On its own, "The Transformer Refueled" had its moments of great action, like the brawl in the disco storeroom, or that frenetic airplane escape scene. Frank's invincible Audi sedan looks great. The film does have the Luc Besson touch, though the director here was Camille Delamarre, who has been promoted from being editor of "Transporter 3".  

The familiar story is not much to care about, and will probably be forgotten soon after you leave the theater. Nevertheless I am not totally trashing this. I think I would likely watch the sequel should there be one. Without the inevitable Jason Statham shadow it finds itself under, this was actually quite engaging albeit Grade B crime action thriller. 5/10.

Tuesday, September 1, 2015

Review of PIXELS: Nifty and Nostalgic

September 1, 2015

Because of terrible reviews that plagued "Pixels", I did not really plan to watch this movie at all. However, my kids all wanted to watch it, so I begrudgingly went with them. While watching the film though, it would turn out that I would have the best time of us all.

In the arcade game world championships of 1982, 13-year old Sam Brenner and his fellow nerdy friends Will Cooper and Ludlow Lamonsoff battled it out in various video games. A recording of this event was included in a time capsule launched into space.

Fast forward to the present day, Brenner is working as an installer of home theater systems. His close friend Cooper is now the President of the United States! One day, unknown forces from outer space invaded a military base in Guam, reducing the place into pixel cubes. When President Cooper noted that the alien attacked with a pattern reminiscent of the old arcade game Galaga, he called in his best friend Brenner for his video game expertise.

Adam Sandler plays a underachieving nerd yet again, as he had done in many of his previous films. His was such a generic performance as we had seen from him before -- a smart-alecky loser or slacker type who inexplicably still manages to hook up with the hottest ladies (Michelle Monaghan, in this case). Ultimately, even if Sandler was the lead character here, it was his co-stars who come up with more memorable performances.

Kevin James, with his perpetual good-guy vibe, plays a bumbling but very congenial American president. I thought this was a fun and witty bit of casting. James was able to pull off that balance of portraying foolishness with restraint to somehow maintain the dignity of his presidential role. 

Josh Gad is another actor with a such a warm sense of goodwill about him. Even if his character Lamonsoff was this annoying conspiracy nut pathetically lovestruck with Lady Lisa of the video game Dojo Quest, Gad's face has such a goofy innocent charm that we cannot help but root his on. 

Maybe Sandler was a fan of "Game of Thrones" because we see two noted actors from that HBO series in this film. Peter Dinklage played Brenner's nemesis Eddie Plant as sort of a spinoff from his role as Tyrion Lannister -- smart, sinister and sneaky ladies' man.  It was good to see Ned Stark himself, Sean Bean, is a short hilarious role as a British soldier.

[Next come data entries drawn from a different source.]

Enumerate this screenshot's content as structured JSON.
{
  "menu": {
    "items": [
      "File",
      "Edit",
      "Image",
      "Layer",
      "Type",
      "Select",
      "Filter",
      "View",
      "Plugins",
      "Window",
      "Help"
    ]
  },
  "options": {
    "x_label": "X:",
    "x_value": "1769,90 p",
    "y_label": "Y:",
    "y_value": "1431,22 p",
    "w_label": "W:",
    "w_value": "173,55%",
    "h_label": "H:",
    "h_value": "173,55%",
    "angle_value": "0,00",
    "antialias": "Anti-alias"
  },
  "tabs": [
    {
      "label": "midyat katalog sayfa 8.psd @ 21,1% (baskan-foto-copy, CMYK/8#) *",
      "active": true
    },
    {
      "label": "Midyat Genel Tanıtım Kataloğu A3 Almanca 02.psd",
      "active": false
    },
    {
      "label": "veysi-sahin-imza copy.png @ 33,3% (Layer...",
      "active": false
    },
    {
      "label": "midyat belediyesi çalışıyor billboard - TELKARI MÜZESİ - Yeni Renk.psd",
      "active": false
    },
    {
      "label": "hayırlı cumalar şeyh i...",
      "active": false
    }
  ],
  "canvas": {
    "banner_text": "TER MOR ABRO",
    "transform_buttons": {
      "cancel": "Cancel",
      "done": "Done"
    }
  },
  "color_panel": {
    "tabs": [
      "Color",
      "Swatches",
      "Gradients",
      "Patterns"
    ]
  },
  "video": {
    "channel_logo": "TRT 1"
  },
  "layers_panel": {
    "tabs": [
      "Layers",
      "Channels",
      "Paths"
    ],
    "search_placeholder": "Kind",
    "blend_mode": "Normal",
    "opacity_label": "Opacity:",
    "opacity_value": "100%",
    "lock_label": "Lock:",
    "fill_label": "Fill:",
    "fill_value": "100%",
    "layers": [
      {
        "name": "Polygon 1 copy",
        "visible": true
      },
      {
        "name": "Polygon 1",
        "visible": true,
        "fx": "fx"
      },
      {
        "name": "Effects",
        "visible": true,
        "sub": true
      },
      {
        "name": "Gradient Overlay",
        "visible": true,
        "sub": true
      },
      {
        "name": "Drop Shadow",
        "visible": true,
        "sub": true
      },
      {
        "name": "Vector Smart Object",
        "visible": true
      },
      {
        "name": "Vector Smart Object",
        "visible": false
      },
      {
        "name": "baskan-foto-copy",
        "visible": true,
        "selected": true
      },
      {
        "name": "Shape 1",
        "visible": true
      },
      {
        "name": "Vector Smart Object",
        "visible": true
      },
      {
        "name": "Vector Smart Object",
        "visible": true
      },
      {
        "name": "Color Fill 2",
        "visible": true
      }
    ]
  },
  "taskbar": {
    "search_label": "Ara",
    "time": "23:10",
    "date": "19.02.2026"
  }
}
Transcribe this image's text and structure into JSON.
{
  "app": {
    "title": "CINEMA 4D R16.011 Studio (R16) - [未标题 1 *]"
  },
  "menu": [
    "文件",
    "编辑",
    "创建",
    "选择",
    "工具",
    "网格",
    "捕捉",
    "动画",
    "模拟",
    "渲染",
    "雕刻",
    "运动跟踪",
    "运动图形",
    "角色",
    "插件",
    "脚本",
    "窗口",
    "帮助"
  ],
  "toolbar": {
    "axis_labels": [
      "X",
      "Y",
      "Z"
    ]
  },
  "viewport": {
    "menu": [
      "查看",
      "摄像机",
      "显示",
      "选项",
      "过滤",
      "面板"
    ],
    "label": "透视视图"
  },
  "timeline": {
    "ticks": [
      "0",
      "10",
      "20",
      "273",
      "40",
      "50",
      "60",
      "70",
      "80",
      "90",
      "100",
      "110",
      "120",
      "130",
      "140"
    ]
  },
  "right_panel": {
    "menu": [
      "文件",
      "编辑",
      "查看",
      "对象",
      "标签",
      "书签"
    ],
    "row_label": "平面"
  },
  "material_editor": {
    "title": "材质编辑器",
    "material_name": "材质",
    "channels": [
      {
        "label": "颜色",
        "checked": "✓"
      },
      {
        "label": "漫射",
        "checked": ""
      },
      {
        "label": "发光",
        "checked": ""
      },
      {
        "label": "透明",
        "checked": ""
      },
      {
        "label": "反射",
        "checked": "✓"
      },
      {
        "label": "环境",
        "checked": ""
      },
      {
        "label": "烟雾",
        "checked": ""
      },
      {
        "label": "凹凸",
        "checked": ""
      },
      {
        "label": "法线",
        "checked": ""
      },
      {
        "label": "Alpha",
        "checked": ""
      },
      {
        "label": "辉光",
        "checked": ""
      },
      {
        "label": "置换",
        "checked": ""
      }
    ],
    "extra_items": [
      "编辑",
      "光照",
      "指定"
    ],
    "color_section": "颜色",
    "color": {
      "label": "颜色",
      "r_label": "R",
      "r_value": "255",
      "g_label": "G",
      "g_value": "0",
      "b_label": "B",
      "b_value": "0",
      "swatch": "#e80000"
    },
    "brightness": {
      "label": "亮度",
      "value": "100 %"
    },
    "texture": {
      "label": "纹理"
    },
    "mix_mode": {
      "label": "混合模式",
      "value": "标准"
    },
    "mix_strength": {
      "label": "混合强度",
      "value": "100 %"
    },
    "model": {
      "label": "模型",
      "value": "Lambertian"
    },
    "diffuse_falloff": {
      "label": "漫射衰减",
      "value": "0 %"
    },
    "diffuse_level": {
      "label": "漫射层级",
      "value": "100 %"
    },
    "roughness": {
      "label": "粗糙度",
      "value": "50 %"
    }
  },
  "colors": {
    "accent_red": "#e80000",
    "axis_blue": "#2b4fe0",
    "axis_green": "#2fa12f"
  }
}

Classic arcade games like Centipede, Donkey Kong and Pacman (along with Inky, Blinky, Pinky and Clyde) were very imaginatively conceptualized and depicted as larger-than-life games where human characters can interact within the playing field. I found those video clips of personalities from the '80s, notably Madonna and Daryl Hall, whom the aliens used to deliver their messages quite funny as well.

I do not really know what the serious movie critics were looking for when they panned this film with their harsh reviews. I thought "Pixels" delivered exactly what it aimed for. Yes it was shallow and silly, but that what it was supposed to be. It had me and my kids laughing out loud and yearning to play those classic video games again, so I think it totally worked. I disagree that there was any desecration done to these '80s icons. 

Director Chris Columbus really has a magical way with working with childhood memories in his movies. He made this film very enjoyable and entertaining for all ages, especially those who grew up on arcade games. Of course, there a few awkward comic misfires here and there, as Adam Sandler films generally have. However, I think many children of the 1980s would welcome this opportunity to revisit the fun childhood we miss. 7/10.